At first glance, this record would seem to be a prime candidate for a $1 bin. Homemade bluegrass records, whether brand new or 36 years old, generally don’t have much value. What drew me to this record though was that it was recorded by Elmo & Patsy. Virtually everyone on this planet knows Grandma Got Run Over By A Reindeer, but a much smaller subset of that group know that it was recorded by a Bay Area veterinarian called Dr. Elmo and his then wife Patsy. It’s just that no one bought Grandma for the incomparable artistry of Elmo & Patsy anymore than people watch The Godfather because Al Martino plays the wedding singer.
So, I can easily see how a bored record clerk would not recognize the name or even bother to turn the record over to see that Elmo & Patsy signed this copy “with every best wishes” to Al & Joanne.
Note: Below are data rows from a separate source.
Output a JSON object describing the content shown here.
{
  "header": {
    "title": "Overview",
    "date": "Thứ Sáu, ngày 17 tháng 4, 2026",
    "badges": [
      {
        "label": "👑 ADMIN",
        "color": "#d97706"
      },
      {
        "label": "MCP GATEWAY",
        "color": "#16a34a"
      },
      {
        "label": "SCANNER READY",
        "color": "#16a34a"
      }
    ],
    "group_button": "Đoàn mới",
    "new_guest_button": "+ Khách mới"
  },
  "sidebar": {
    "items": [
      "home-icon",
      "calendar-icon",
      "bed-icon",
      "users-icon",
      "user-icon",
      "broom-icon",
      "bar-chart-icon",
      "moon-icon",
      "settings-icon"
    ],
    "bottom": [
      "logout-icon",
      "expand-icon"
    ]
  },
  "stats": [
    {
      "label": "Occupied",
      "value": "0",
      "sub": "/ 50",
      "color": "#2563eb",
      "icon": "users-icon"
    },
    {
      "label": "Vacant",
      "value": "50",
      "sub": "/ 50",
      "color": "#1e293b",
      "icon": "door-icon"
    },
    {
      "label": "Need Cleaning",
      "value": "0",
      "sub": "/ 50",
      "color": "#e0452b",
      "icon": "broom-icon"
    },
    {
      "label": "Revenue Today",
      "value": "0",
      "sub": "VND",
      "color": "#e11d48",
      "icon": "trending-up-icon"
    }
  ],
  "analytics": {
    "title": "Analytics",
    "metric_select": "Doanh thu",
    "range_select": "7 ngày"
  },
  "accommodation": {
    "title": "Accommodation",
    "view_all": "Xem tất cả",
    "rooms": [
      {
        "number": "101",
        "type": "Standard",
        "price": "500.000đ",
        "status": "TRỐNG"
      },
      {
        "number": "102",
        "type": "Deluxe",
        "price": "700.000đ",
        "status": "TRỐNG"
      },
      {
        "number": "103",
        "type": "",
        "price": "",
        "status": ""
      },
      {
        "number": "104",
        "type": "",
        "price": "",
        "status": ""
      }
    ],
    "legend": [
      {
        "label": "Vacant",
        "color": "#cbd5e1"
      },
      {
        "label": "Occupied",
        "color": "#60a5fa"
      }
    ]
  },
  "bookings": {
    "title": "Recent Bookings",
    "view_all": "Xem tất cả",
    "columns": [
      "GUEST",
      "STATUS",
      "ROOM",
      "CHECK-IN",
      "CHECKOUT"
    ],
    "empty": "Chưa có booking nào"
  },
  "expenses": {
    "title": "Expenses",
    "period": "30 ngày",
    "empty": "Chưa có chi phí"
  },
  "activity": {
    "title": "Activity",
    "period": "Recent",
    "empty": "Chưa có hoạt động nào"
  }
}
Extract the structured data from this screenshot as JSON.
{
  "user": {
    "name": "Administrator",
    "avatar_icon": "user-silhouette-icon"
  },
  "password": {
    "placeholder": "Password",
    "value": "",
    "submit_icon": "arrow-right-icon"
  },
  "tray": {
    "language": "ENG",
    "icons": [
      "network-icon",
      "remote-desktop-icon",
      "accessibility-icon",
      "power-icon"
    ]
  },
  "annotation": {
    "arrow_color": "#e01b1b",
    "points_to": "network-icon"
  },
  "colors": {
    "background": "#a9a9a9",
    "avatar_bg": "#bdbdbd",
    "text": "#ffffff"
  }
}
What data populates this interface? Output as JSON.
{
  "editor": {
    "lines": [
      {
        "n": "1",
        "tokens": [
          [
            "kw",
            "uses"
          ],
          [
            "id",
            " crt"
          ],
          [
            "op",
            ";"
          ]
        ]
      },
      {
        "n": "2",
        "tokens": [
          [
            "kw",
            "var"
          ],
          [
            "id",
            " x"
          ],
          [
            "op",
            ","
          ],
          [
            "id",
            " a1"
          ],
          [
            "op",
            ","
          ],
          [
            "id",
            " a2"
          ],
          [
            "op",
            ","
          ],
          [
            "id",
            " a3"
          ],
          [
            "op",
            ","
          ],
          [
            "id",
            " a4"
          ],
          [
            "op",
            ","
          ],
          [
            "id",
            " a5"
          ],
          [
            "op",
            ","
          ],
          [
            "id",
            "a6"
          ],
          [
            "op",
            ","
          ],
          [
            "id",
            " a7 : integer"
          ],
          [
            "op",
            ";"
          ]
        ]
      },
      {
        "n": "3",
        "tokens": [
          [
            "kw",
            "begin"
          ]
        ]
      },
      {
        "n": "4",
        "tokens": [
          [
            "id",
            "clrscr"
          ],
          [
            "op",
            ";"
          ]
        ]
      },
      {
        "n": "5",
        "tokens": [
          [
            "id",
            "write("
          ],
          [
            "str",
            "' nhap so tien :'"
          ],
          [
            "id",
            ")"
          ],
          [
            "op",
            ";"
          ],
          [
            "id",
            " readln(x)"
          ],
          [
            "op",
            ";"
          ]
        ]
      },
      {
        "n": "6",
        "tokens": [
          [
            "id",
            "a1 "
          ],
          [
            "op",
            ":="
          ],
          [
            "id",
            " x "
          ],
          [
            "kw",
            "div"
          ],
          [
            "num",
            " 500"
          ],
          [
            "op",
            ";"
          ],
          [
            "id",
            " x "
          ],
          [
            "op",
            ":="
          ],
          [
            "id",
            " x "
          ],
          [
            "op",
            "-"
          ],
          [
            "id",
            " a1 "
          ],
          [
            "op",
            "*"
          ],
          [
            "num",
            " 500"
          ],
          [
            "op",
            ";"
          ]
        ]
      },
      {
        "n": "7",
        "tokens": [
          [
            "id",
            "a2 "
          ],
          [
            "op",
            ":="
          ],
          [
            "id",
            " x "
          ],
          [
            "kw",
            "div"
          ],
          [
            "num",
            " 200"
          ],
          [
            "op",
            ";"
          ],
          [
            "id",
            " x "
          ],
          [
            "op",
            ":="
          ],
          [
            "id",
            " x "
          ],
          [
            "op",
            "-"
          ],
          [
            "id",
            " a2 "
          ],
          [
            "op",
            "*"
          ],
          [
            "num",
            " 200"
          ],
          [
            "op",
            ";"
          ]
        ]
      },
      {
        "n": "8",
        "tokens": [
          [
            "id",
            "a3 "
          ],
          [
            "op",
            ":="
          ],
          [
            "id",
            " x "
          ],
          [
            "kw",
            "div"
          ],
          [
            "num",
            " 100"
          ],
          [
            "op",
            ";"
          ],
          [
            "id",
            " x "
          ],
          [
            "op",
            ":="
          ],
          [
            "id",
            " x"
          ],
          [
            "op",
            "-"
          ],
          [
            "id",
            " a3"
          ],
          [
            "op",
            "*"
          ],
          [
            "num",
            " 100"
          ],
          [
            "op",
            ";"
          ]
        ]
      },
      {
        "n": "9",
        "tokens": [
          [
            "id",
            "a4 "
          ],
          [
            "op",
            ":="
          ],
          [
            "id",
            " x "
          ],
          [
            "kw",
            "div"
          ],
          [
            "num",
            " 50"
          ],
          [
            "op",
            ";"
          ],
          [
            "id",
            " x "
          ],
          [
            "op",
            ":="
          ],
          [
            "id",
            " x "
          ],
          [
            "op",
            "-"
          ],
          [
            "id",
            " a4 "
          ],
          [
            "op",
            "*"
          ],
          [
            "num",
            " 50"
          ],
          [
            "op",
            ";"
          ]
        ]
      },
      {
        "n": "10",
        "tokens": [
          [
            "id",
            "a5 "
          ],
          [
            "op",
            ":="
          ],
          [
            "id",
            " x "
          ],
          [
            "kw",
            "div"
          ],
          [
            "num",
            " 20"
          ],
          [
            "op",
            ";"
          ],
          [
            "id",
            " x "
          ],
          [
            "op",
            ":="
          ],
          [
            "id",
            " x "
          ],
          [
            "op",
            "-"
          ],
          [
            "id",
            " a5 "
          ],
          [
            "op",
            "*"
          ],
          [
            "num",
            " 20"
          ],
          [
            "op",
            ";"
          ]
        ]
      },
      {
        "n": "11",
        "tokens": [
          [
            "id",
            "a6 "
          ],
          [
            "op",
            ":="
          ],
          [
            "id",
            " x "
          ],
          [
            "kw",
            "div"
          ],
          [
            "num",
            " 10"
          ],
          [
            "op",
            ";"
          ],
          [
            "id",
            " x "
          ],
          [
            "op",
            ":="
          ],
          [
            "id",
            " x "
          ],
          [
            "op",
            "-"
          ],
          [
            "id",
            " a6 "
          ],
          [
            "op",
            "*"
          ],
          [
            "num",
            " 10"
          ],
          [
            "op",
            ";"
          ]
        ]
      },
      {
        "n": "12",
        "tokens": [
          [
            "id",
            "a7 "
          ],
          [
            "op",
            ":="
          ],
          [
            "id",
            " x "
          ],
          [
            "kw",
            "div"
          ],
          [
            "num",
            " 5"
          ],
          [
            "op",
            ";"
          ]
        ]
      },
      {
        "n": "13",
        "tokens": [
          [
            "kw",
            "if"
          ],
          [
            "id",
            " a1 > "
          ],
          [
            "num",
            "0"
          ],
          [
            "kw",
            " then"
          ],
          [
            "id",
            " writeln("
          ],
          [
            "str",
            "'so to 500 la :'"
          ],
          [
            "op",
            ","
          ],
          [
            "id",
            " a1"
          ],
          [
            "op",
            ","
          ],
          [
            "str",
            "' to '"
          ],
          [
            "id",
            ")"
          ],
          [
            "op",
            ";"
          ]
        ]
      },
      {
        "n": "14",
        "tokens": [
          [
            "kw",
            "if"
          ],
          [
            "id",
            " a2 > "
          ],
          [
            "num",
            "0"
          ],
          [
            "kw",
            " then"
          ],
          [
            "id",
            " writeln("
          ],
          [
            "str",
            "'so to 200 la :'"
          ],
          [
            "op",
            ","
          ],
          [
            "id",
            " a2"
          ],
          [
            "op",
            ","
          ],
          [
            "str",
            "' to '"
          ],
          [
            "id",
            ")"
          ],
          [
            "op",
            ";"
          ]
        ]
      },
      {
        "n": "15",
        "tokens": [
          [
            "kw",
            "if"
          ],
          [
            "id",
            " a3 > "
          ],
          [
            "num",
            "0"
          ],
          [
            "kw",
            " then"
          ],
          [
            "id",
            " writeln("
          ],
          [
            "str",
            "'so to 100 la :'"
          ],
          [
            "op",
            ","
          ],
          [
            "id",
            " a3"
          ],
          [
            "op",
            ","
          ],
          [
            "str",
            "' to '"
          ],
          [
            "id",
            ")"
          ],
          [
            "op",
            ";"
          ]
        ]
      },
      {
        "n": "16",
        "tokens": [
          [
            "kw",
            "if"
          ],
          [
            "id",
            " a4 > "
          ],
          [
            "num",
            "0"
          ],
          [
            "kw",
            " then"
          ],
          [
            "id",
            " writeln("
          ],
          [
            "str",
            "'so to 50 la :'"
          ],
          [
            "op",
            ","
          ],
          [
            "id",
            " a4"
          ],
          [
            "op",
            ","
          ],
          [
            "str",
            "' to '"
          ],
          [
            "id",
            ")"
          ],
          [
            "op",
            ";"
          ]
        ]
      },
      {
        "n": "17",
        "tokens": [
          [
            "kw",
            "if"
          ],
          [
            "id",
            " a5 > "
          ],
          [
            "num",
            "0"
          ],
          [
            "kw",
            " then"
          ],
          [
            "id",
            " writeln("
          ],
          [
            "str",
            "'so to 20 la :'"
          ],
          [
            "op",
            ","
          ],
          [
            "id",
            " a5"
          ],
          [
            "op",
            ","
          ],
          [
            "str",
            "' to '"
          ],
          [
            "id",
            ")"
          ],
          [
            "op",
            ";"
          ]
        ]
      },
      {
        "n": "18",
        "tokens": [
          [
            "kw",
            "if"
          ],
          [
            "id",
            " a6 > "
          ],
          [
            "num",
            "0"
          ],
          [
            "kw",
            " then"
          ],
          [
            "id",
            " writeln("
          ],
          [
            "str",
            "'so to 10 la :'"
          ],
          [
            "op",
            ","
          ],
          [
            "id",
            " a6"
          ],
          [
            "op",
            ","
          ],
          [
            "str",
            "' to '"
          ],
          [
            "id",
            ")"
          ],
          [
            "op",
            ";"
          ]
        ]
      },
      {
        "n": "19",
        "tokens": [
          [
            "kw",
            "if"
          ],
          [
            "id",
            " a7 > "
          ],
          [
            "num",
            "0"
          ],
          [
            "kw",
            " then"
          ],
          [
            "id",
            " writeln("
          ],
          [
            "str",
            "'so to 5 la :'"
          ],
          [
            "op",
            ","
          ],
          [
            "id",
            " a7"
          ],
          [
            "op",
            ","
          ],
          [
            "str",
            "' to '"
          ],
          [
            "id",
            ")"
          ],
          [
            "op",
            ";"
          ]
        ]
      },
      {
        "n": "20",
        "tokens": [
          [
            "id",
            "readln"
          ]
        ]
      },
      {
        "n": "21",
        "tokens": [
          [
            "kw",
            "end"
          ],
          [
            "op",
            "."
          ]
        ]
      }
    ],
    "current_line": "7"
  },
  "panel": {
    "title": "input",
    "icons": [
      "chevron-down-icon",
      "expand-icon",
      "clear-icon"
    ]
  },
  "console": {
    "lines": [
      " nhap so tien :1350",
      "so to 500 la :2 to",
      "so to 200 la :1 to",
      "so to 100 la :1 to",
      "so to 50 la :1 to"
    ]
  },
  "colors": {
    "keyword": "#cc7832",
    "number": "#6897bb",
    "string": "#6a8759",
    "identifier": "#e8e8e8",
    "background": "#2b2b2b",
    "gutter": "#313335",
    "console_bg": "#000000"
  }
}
While Elmo & Patsy aren’t exactly John & Yoko to an autograph collector, it’s still a pretty neat thing to find. Especially since they haven’t signed anything together since their 1985 divorce decree. This record came out the year after Grandma was recorded, but three years before it was championed by Dr Dimento and became a worldwide sensation. I think they just seem to be a couple with day jobs that played bluegrass at night, blissful in their lack of success. They never made another non-Christmas record, and probably not just because Al & Joanne stopped being fans.
Cost: $1, $649 Remaining
Donna Summer, The Wanderer, Geffen GHS-2000, 1980
Donna Summer was probably the biggest music star in the world by 1979. But such a rise usually comes at a cost. She was signed to Casablanca Records and producer Giorgio Moroder, and it was really out of her hands which direction her career went. As it turned out, she wasn’t a Bad Girl at all, but a true believing Preacher’s Kid who found herself playing a role she didn’t feel comfortable with.
So it was a natural that when David Geffen came calling, Summer left Casablanca for his new label. This album was rush recorded and rush released to capitalize on her immense fame. Perhaps they should have taken more time…
It’s not that it’s a bad album, it’s just not a great album. It’s not great material and it’s not well produced. I would go so far as to say it’s overproduced. With such a lot riding on it, they really should have made sure that there was one sure-fire #1 hit on it.
Cost: $2, $849 Remaining.